Problem description: Find every line containing the word "IgorType" in the records below; report only how many there are.

Extracted records:
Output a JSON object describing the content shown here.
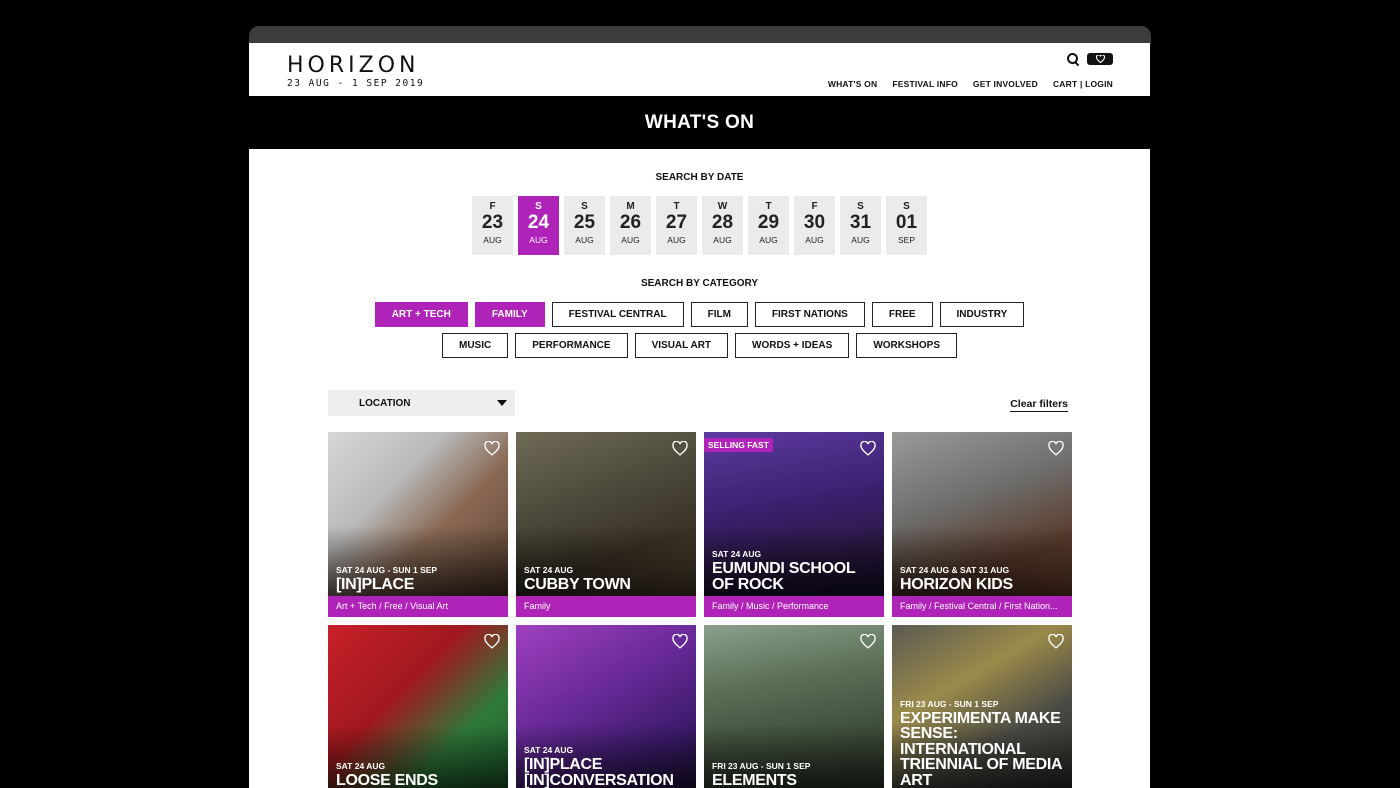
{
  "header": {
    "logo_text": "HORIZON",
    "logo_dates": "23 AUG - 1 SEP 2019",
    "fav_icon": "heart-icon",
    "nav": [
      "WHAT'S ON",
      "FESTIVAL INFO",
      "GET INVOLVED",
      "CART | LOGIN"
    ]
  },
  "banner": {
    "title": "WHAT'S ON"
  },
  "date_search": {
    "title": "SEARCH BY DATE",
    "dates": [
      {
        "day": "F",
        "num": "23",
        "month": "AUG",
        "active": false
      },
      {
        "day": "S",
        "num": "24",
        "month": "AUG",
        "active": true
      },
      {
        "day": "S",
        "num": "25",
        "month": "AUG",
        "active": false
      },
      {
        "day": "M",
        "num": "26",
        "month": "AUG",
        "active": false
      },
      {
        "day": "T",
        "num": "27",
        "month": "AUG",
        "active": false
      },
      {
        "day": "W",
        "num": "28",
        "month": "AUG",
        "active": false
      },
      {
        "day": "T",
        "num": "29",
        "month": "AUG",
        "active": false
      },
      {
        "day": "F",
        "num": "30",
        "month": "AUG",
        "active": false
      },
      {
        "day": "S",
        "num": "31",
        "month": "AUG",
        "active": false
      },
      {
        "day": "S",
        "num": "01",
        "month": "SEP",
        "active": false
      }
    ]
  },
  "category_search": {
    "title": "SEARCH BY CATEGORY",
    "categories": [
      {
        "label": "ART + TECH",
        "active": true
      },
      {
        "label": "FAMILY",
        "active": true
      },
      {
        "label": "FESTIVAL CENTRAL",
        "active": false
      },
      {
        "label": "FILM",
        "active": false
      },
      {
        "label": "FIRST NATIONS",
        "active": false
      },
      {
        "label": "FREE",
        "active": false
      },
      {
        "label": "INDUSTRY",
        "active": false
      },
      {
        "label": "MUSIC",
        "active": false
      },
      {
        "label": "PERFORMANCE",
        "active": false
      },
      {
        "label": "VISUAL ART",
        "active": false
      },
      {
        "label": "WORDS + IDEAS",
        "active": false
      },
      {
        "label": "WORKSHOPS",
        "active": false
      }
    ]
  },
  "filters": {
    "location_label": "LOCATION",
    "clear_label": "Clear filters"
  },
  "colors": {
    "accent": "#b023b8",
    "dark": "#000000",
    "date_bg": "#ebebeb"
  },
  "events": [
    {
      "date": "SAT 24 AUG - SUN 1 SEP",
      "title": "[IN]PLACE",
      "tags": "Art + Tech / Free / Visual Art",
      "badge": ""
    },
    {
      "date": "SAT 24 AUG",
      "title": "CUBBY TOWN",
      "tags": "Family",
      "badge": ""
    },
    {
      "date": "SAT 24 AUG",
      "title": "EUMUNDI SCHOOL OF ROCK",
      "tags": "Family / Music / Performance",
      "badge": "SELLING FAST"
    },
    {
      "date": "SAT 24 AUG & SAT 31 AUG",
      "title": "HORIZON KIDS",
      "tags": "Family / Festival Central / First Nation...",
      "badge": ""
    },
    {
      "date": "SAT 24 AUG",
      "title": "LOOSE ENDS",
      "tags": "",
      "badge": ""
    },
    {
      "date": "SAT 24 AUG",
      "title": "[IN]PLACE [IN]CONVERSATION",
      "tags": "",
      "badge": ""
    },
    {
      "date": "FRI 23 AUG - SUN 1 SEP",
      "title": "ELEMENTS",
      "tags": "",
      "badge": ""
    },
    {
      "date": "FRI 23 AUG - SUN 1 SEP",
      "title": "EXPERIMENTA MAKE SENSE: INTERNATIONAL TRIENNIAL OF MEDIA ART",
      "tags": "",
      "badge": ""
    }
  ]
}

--

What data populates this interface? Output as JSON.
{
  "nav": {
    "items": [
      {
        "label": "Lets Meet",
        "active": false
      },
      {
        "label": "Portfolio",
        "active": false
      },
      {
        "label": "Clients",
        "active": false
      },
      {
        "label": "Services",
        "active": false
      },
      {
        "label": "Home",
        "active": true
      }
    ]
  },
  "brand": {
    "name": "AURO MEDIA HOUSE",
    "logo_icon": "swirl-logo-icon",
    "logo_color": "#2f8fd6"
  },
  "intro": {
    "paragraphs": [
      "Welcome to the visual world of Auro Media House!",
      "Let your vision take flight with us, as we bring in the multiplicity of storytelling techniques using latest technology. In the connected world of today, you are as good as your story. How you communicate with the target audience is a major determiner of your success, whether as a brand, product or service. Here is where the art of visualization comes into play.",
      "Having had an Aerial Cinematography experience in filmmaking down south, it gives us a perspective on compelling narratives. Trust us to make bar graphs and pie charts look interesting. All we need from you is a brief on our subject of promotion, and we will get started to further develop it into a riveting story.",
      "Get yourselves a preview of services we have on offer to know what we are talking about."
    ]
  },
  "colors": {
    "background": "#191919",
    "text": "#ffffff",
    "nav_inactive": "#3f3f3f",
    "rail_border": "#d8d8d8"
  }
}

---

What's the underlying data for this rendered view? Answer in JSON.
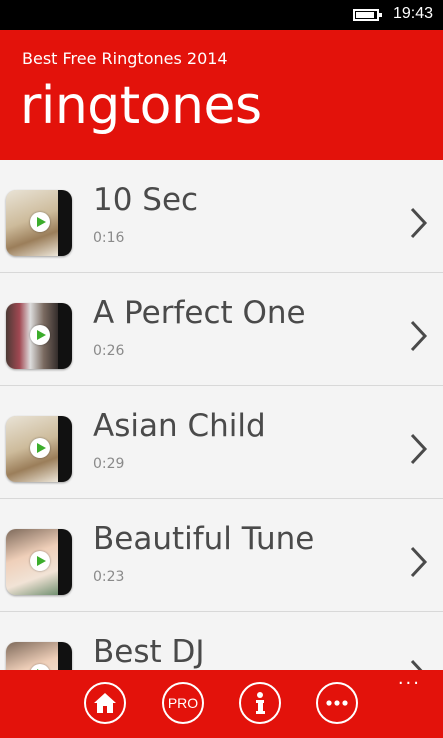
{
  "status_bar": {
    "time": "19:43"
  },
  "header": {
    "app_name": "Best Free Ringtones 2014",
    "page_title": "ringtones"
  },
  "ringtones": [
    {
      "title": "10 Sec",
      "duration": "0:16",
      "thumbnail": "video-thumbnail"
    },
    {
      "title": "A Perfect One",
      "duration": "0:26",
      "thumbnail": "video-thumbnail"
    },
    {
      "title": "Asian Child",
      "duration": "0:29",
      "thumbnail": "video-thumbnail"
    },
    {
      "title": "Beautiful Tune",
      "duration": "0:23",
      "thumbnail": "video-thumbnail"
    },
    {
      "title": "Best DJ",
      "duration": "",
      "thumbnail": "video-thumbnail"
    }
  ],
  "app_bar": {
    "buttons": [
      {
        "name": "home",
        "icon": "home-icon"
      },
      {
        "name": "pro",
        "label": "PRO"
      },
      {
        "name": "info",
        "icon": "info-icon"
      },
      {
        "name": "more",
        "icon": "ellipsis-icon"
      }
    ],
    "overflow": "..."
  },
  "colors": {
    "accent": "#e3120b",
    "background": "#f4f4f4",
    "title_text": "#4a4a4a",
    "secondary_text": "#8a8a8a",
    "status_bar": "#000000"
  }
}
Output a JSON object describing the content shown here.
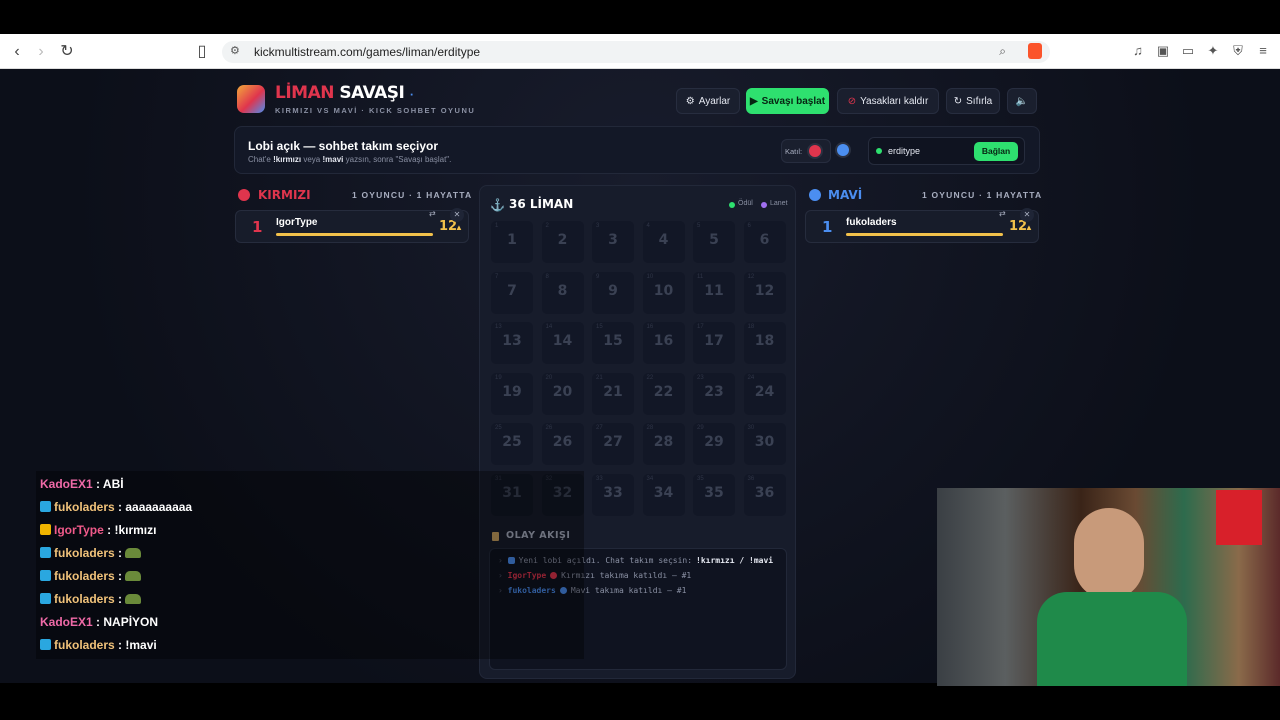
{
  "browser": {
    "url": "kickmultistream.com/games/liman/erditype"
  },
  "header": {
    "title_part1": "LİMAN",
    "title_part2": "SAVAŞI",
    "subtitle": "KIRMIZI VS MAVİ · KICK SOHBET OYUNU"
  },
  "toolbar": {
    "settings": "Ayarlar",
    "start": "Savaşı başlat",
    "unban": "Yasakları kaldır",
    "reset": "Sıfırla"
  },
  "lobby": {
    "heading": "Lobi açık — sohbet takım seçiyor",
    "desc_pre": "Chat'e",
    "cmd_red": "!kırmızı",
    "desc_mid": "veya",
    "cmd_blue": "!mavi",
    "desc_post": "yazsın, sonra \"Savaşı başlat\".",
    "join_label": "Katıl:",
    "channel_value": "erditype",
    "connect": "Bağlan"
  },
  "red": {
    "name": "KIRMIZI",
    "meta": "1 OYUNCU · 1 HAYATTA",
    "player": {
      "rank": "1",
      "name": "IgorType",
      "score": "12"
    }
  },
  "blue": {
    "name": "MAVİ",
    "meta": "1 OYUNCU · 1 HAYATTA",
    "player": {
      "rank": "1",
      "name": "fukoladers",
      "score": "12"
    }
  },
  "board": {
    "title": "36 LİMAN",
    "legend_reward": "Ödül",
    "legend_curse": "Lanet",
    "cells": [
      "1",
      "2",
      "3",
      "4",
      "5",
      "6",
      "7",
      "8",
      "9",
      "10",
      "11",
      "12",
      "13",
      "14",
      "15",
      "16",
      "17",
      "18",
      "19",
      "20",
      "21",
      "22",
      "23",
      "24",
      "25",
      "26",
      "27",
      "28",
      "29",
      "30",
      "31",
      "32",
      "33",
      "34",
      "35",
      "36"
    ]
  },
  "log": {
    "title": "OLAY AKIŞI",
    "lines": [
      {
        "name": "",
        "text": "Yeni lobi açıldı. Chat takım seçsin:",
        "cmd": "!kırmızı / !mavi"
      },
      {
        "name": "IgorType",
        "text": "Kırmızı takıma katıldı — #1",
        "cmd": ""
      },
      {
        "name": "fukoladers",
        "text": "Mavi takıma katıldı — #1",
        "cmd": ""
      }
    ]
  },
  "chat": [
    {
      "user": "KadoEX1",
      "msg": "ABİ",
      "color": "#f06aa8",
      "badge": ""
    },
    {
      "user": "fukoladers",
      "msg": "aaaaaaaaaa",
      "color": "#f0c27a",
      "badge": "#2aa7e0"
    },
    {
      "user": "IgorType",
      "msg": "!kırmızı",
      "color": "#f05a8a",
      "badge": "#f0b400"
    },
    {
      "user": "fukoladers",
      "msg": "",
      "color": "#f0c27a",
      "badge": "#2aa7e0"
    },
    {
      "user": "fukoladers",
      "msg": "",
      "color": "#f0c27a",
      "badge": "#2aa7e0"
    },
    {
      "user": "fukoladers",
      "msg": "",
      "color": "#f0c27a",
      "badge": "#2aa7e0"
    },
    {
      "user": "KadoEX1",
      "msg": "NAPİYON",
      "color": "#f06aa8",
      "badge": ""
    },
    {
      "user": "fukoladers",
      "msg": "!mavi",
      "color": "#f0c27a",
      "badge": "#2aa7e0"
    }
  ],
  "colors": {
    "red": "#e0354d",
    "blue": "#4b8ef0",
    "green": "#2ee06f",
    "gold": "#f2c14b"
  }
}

Reply to the task: 3